/---

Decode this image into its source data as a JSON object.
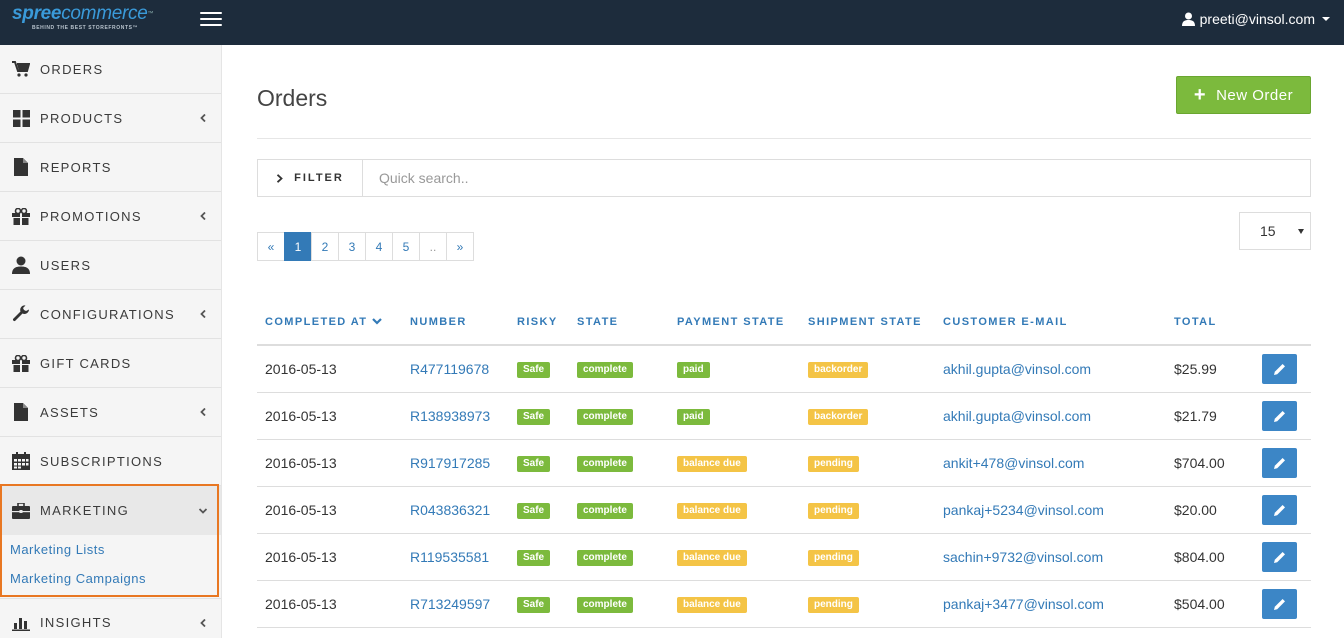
{
  "brand": {
    "logo_word_a": "spree",
    "logo_word_b": "commerce",
    "logo_tm": "™",
    "logo_tagline": "BEHIND THE BEST STOREFRONTS™"
  },
  "topbar": {
    "user_email": "preeti@vinsol.com"
  },
  "sidebar": {
    "items": [
      {
        "label": "ORDERS",
        "icon": "cart-icon",
        "chevron": false
      },
      {
        "label": "PRODUCTS",
        "icon": "grid-icon",
        "chevron": true
      },
      {
        "label": "REPORTS",
        "icon": "file-icon",
        "chevron": false
      },
      {
        "label": "PROMOTIONS",
        "icon": "gift-icon",
        "chevron": true
      },
      {
        "label": "USERS",
        "icon": "user-icon",
        "chevron": false
      },
      {
        "label": "CONFIGURATIONS",
        "icon": "wrench-icon",
        "chevron": true
      },
      {
        "label": "GIFT CARDS",
        "icon": "gift-icon",
        "chevron": false
      },
      {
        "label": "ASSETS",
        "icon": "file-icon",
        "chevron": true
      },
      {
        "label": "SUBSCRIPTIONS",
        "icon": "calendar-icon",
        "chevron": false
      },
      {
        "label": "MARKETING",
        "icon": "briefcase-icon",
        "chevron": true
      },
      {
        "label": "INSIGHTS",
        "icon": "bar-chart-icon",
        "chevron": true
      }
    ],
    "marketing_sub": [
      "Marketing Lists",
      "Marketing Campaigns"
    ],
    "highlight_color": "#e87722"
  },
  "main": {
    "title": "Orders",
    "new_order_label": "New Order",
    "filter_label": "FILTER",
    "search_placeholder": "Quick search..",
    "pagination": [
      "«",
      "1",
      "2",
      "3",
      "4",
      "5",
      "..",
      "»"
    ],
    "active_page": "1",
    "per_page": "15",
    "columns": [
      "COMPLETED AT",
      "NUMBER",
      "RISKY",
      "STATE",
      "PAYMENT STATE",
      "SHIPMENT STATE",
      "CUSTOMER E-MAIL",
      "TOTAL"
    ],
    "rows": [
      {
        "completed_at": "2016-05-13",
        "number": "R477119678",
        "risky": "Safe",
        "state": "complete",
        "payment": "paid",
        "shipment": "backorder",
        "email": "akhil.gupta@vinsol.com",
        "total": "$25.99"
      },
      {
        "completed_at": "2016-05-13",
        "number": "R138938973",
        "risky": "Safe",
        "state": "complete",
        "payment": "paid",
        "shipment": "backorder",
        "email": "akhil.gupta@vinsol.com",
        "total": "$21.79"
      },
      {
        "completed_at": "2016-05-13",
        "number": "R917917285",
        "risky": "Safe",
        "state": "complete",
        "payment": "balance due",
        "shipment": "pending",
        "email": "ankit+478@vinsol.com",
        "total": "$704.00"
      },
      {
        "completed_at": "2016-05-13",
        "number": "R043836321",
        "risky": "Safe",
        "state": "complete",
        "payment": "balance due",
        "shipment": "pending",
        "email": "pankaj+5234@vinsol.com",
        "total": "$20.00"
      },
      {
        "completed_at": "2016-05-13",
        "number": "R119535581",
        "risky": "Safe",
        "state": "complete",
        "payment": "balance due",
        "shipment": "pending",
        "email": "sachin+9732@vinsol.com",
        "total": "$804.00"
      },
      {
        "completed_at": "2016-05-13",
        "number": "R713249597",
        "risky": "Safe",
        "state": "complete",
        "payment": "balance due",
        "shipment": "pending",
        "email": "pankaj+3477@vinsol.com",
        "total": "$504.00"
      }
    ]
  },
  "colors": {
    "topbar": "#1d2c3c",
    "primary": "#337ab7",
    "success": "#7cba3d",
    "warning": "#f4c446"
  }
}
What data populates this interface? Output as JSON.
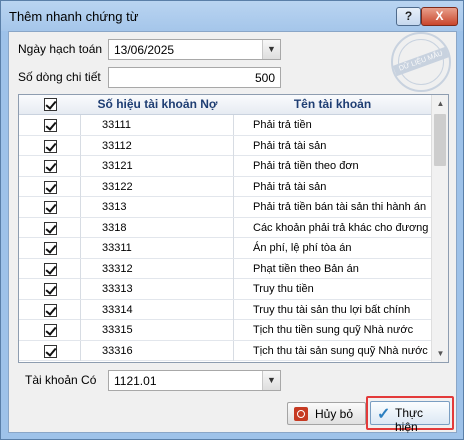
{
  "window": {
    "title": "Thêm nhanh chứng từ",
    "help_label": "?",
    "close_label": "X"
  },
  "form": {
    "date_label": "Ngày hạch toán",
    "date_value": "13/06/2025",
    "rows_label": "Số dòng chi tiết",
    "rows_value": "500",
    "co_label": "Tài khoản Có",
    "co_value": "1121.01"
  },
  "stamp": {
    "text": "DỮ LIỆU MẪU"
  },
  "grid": {
    "headers": [
      "Số hiệu tài khoản Nợ",
      "Tên tài khoản"
    ],
    "header_checked": true,
    "rows": [
      {
        "checked": true,
        "code": "33111",
        "name": "Phải trả tiền"
      },
      {
        "checked": true,
        "code": "33112",
        "name": "Phải trả tài sản"
      },
      {
        "checked": true,
        "code": "33121",
        "name": "Phải trả tiền theo đơn"
      },
      {
        "checked": true,
        "code": "33122",
        "name": "Phải trả tài sản"
      },
      {
        "checked": true,
        "code": "3313",
        "name": "Phải trả tiền bán tài sản thi hành án"
      },
      {
        "checked": true,
        "code": "3318",
        "name": "Các khoản phải trả khác cho đương"
      },
      {
        "checked": true,
        "code": "33311",
        "name": "Án phí, lệ phí tòa án"
      },
      {
        "checked": true,
        "code": "33312",
        "name": "Phạt tiền theo Bản án"
      },
      {
        "checked": true,
        "code": "33313",
        "name": "Truy thu tiền"
      },
      {
        "checked": true,
        "code": "33314",
        "name": "Truy thu tài sản thu lợi bất chính"
      },
      {
        "checked": true,
        "code": "33315",
        "name": "Tịch thu tiền sung quỹ Nhà nước"
      },
      {
        "checked": true,
        "code": "33316",
        "name": "Tịch thu tài sản sung quỹ Nhà nước"
      }
    ]
  },
  "buttons": {
    "cancel_label": "Hủy bỏ",
    "ok_label": "Thực hiện"
  },
  "icons": {
    "dropdown": "chevron-down-icon",
    "cancel": "power-icon",
    "ok": "checkmark-icon"
  },
  "colors": {
    "window_frame": "#9ec2e9",
    "header_text": "#1f3e73",
    "highlight": "#e33a3a",
    "close_button": "#c9462c"
  }
}
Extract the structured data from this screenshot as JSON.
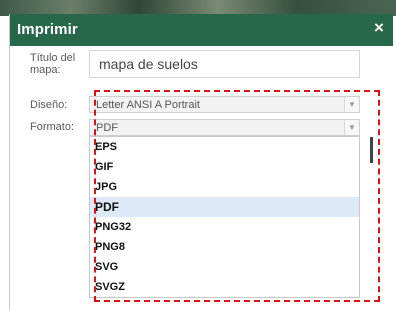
{
  "dialog": {
    "title": "Imprimir",
    "close_symbol": "×",
    "map_title_label": "Título del mapa:",
    "map_title_value": "mapa de suelos",
    "design_label": "Diseño:",
    "design_value": "Letter ANSI A Portrait",
    "format_label": "Formato:",
    "format_value": "PDF",
    "dropdown_arrow": "▼",
    "format_options": [
      "EPS",
      "GIF",
      "JPG",
      "PDF",
      "PNG32",
      "PNG8",
      "SVG",
      "SVGZ"
    ],
    "selected_option": "PDF"
  },
  "colors": {
    "header": "#27674a",
    "highlight": "#d8141b",
    "selected_bg": "#dde9f7"
  }
}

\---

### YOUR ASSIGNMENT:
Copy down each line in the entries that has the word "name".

### ANSWER TO THE EXERCISE:
        "name": "Phải trả tiền"
        "name": "Phải trả tài sản"
        "name": "Phải trả tiền theo đơn"
        "name": "Phải trả tài sản"
        "name": "Phải trả tiền bán tài sản thi hành án"
        "name": "Các khoản phải trả khác cho đương"
        "name": "Án phí, lệ phí tòa án"
        "name": "Phạt tiền theo Bản án"
        "name": "Truy thu tiền"
        "name": "Truy thu tài sản thu lợi bất chính"
        "name": "Tịch thu tiền sung quỹ Nhà nước"
        "name": "Tịch thu tài sản sung quỹ Nhà nước"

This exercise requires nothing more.